For the position Verlet algorithm. The three‐body problem When there are three masses.85). Using the previously calculated values. 4. where the numeric subscripts indicate the mass m1 or m2: Where: physically impossible﴿.com/en­us/library/ie/dn528554(v=vs. use equation 22 to calculate the 9.28. for a given directional component. xi is the position. This information leads to the following algorithm: 1. Using the values from the prior step. 8. Using the values from the prior step. Using the values from the prior step. Choose initial ﴾component‐wise﴿ position and velocity values for all masses. For example. and ai the acceleration of the ith mass.1. on first use. calculate the values using equation 23 7. equation 22 is replaced with the following: After first use. use equation 25 to calculate the initial 5. any one mass has two forces acting on it from the other two masses. values. calculate the values using equation 24. Go to step 5 until the user chooses to stop. Let i indicate one of the masses ﴾i = 1. Consider N celestial masses.2015 The physics and equations of the two­ and three­body problem (Windows) Thus. vi the velocity. 2. values. Using equations 18 through 21. 3.microsoft. calculate initial acceleration values. we have the following set of equations. the ith mass’s next position and velocity values are calculated as follows: Where. m1 has the following forces ﴾F2 and F3﴿ acting on it: https://msdn. we’ll use leapfrog integration ﴾the position Verlet algorithm﴿ in that it’s relatively simple but reasonably accurate and stable. …. values. In order to improve accuracy. Using the values from the prior step. an infinite acceleration is imparted when the two masses exactly collide. ﴾when α = 0. which is Now we have acceleration as a function of each mass’s current position but how do we approximate its velocity and position at some small amount of time h ﴾that is. In particular. N﴿ and h a small time interval. equation 25 is not used and equation 22 is used instead ﴾see Leapfrog Integration﴿. Choose a small value for h ﴾Δt﴿.aspx 3/5 . Δt﴿ later?
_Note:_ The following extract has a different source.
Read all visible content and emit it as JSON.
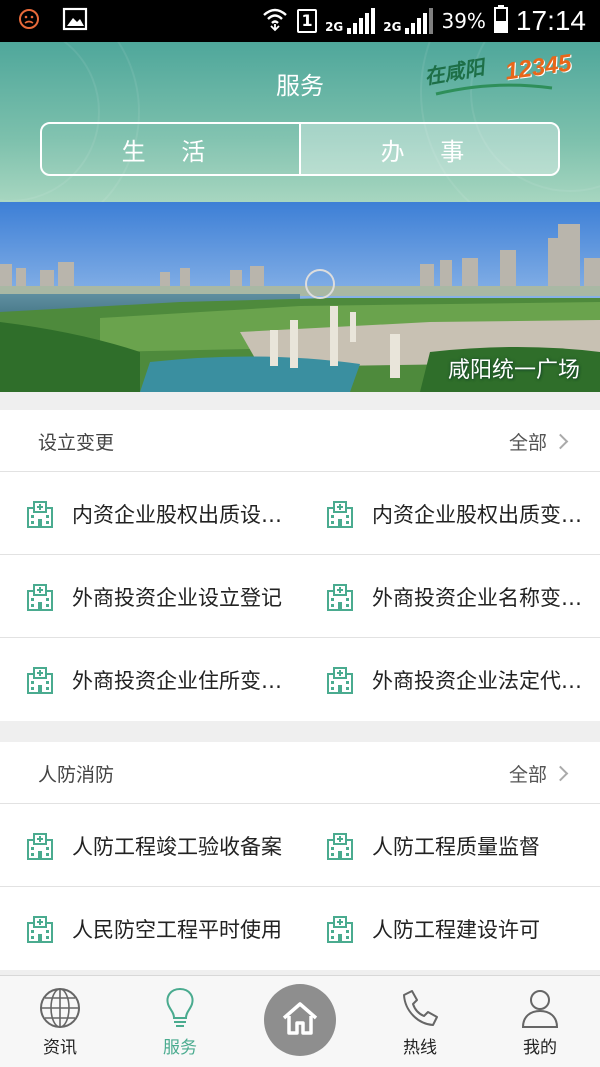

This is where numerical integration comes in. use equations 18 through 21 to calculate the 6.

aspx 4/5 .microsoft.28. That is. the magnitude of the net force F1 on m1 can be broken into its x‐ and y‐components as follows: Using the red and green triangles in figure 3.2015 The physics and equations of the two­ and three­body problem (Windows) Figure 3 To start.com/en­us/library/ie/dn528554(v=vs.1. F2 and F3 can be expressed as: Substituting equation 28 through 33 into equations 26 and 27 results in: Simplifying 34 and 35 yields: Replacing r2 and r3 with their Pythagorean formulae yields the following x‐ and y‐component acceleration equation for m1: https://msdn. we see that: From Newton’s law of universal gravitation.85). F1 = m1a1 = F2 + F3 Now applying the same trigonometry used in figure 2 to figure 3. we note that the net force F1 acting on m1 is the sum of F2 and F3.

microsoft. a web worker can be utilized to perform the numeric integration in a thread separate from the main page UI thread. and velocity values for each body﴿ with reasonable accuracy and stability. Related topics The leapfrog method and other "symplectic" algorithms for integrating Newton’s laws of motion Leapfrog Integration Basic 3D graphics using Three.2015 The physics and equations of the two­ and three­body problem (Windows) Where α and β are as follows ﴾for r.aspx 5/5 . leapfrog integration ﴾equations 22 through 25﴿ can be used to numerically solve this system of equations ﴾42 through 47﴿ given a set of initial conditions ﴾mass. To allow for speedy high precision.com/en­us/library/ie/dn528554(v=vs.85).28. position.js The one‐body problem The two‐body problem The three‐body problem     © 2015 Microsoft https://msdn. see equation 13﴿: Applying the same procedure to m2 and m3 produces the following system of acceleration equations: Where: As was done in the two‐body problem.1.